'SafeFileEnvironment'' ''''


Directory for safe file writes V8.7 and later

For security it is desirable to control the manner and circumstances under which messages are delivered to files. Beginning with V8.7 sendmail you can enhance the security of writing to files with the SafeFileEnvironment option. It is used like this:

O SafeFileEnvironment=path           configuration file (V8.7 and later) 
-OSafeFileEnvironment=path           command line (V8.7 and later) 
define(`confSAFE_FILE_ENV',path)     mc configuration (V8.7 and later) 

The path is of type string and, if present, must be the full pathname of a directory. The default, if either path or the entire option is missing, is NULL, causing this feature to be ignored.

When preparing to save a message to a file, sendmail first obtains the permissions of that file, if the file exists, and saves them (Section 12.2.2). The sendmail program uses lstat(2) to obtain those permissions if it was compiled with HASLSTAT defined (HAS...). Otherwise, it uses stat(2).

If the path for this option is non-NULL and nonempty, sendmail then precedes that chroot(2) with a:


If the chroot(2) fails, sendmail prints the following error and bounces the mail message:

mailfile: Cannot chroot(path)

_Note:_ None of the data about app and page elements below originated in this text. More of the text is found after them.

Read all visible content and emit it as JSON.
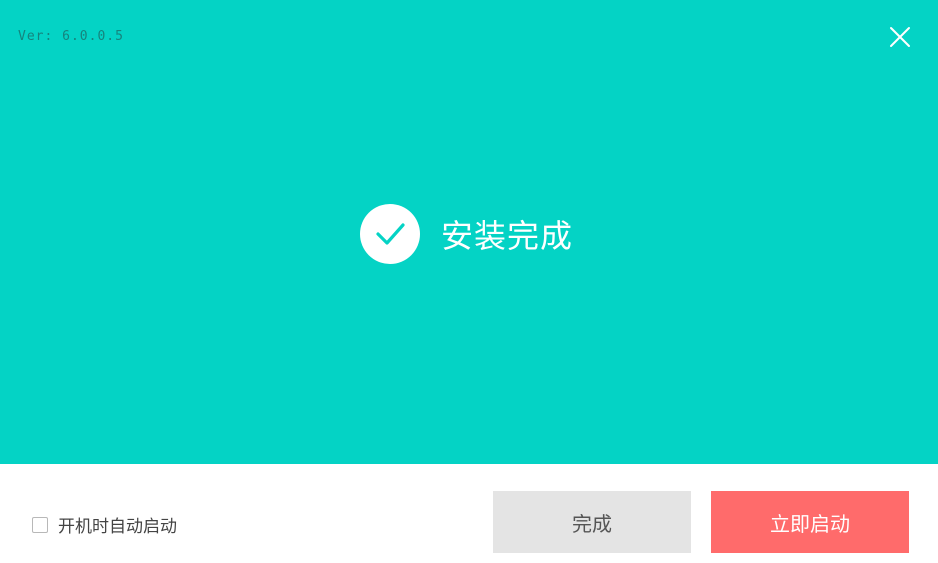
{
  "header": {
    "version": "Ver: 6.0.0.5",
    "close_icon": "close-icon"
  },
  "status": {
    "icon": "check-circle-icon",
    "text": "安装完成"
  },
  "footer": {
    "autostart_label": "开机时自动启动",
    "autostart_checked": false,
    "finish_label": "完成",
    "launch_label": "立即启动"
  },
  "colors": {
    "panel": "#04d3c5",
    "finish_button": "#e4e4e4",
    "launch_button": "#ff6b6b"
  }
}
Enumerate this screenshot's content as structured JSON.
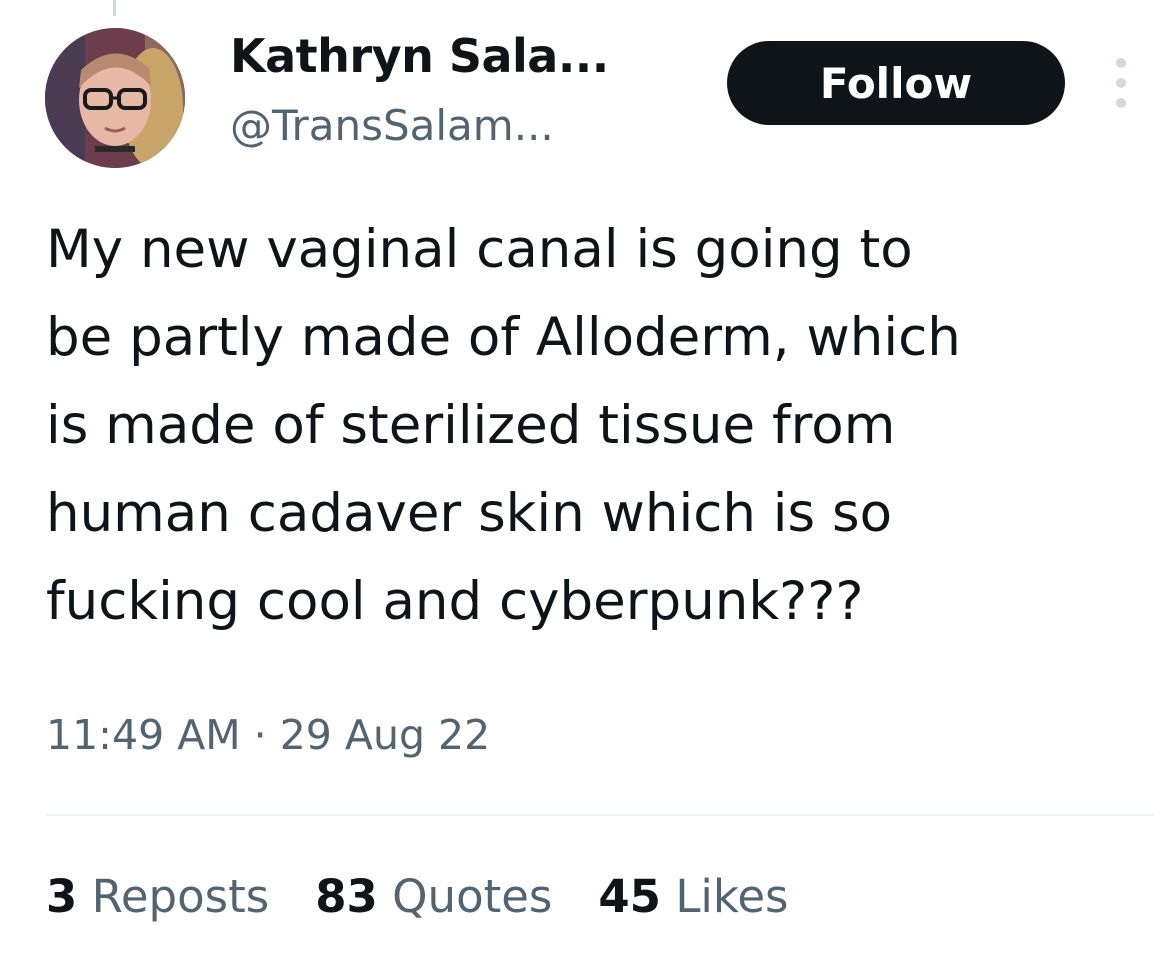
{
  "tweet": {
    "author": {
      "display_name": "Kathryn Sala...",
      "handle": "@TransSalam..."
    },
    "follow_label": "Follow",
    "text_lines": [
      "My new vaginal canal is going to",
      "be partly made of Alloderm, which",
      "is made of sterilized tissue from",
      "human cadaver skin which is so",
      "fucking cool and cyberpunk???"
    ],
    "timestamp": "11:49 AM · 29 Aug 22",
    "stats": [
      {
        "count": "3",
        "label": "Reposts"
      },
      {
        "count": "83",
        "label": "Quotes"
      },
      {
        "count": "45",
        "label": "Likes"
      }
    ]
  },
  "colors": {
    "text_primary": "#0f1419",
    "text_secondary": "#536471",
    "button_bg": "#0f1419",
    "divider": "#eff3f4"
  },
  "icons": {
    "more": "more-options-icon",
    "avatar": "avatar"
  }
}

If the name of the file begins with path, that prefix is stripped after the chroot(2) and before the fopen(3).

For example, consider the need to safely store all mail archive files on the mail hub in a directory called /archives. You would first create this configuration declaration:

O SafeFileEnvironment=/archives

Then every file archive notation in the aliases database should be changed to reference this base directory:[59]

[59] This is not strictly necessary. Both /archives/admin/log and /admin/log will work equally well. The former, however, is preferred for clarity.

adminlist:   :include:/usr/local/maillists/admin.list,

For safety, sendmail will henceforth chroot(2) into the /archives directory before delivering to any files. Note that this SafeFileEnvironment option affects all writes to files, so a user's ~/.forward entry (such as the following) will become relative to /archives and so might fail depending on your specific setup:

/u/bill/tmp/incoming  written as /archives/u/bill/tmp/incoming

The SafeFileEnvironment option also causes sendmail to verify that the file that is being written to is a plain file. If it is anything else, sendmail prints the following error and bounces the messages:

/dev/tty... Can't create output: Error 0

Here, an attempt to dump the message to /dev/tty failed because sendmail discovered it was a device rather than an ordinary file. But note that beginning with V8.8, it is always legal to write to the special device named /dev/null.

The SafeFileEnvironment option is not safe. If specified from the command line, it can cause sendmail to relinquish its special privileges.

    Part I: Build and Install
    Part II: Administration
    Part III: The Configuration File
    Chapter 21. The D (Define a Macro) Configuration Command
    Chapter 24. The O (Options) Configuration Command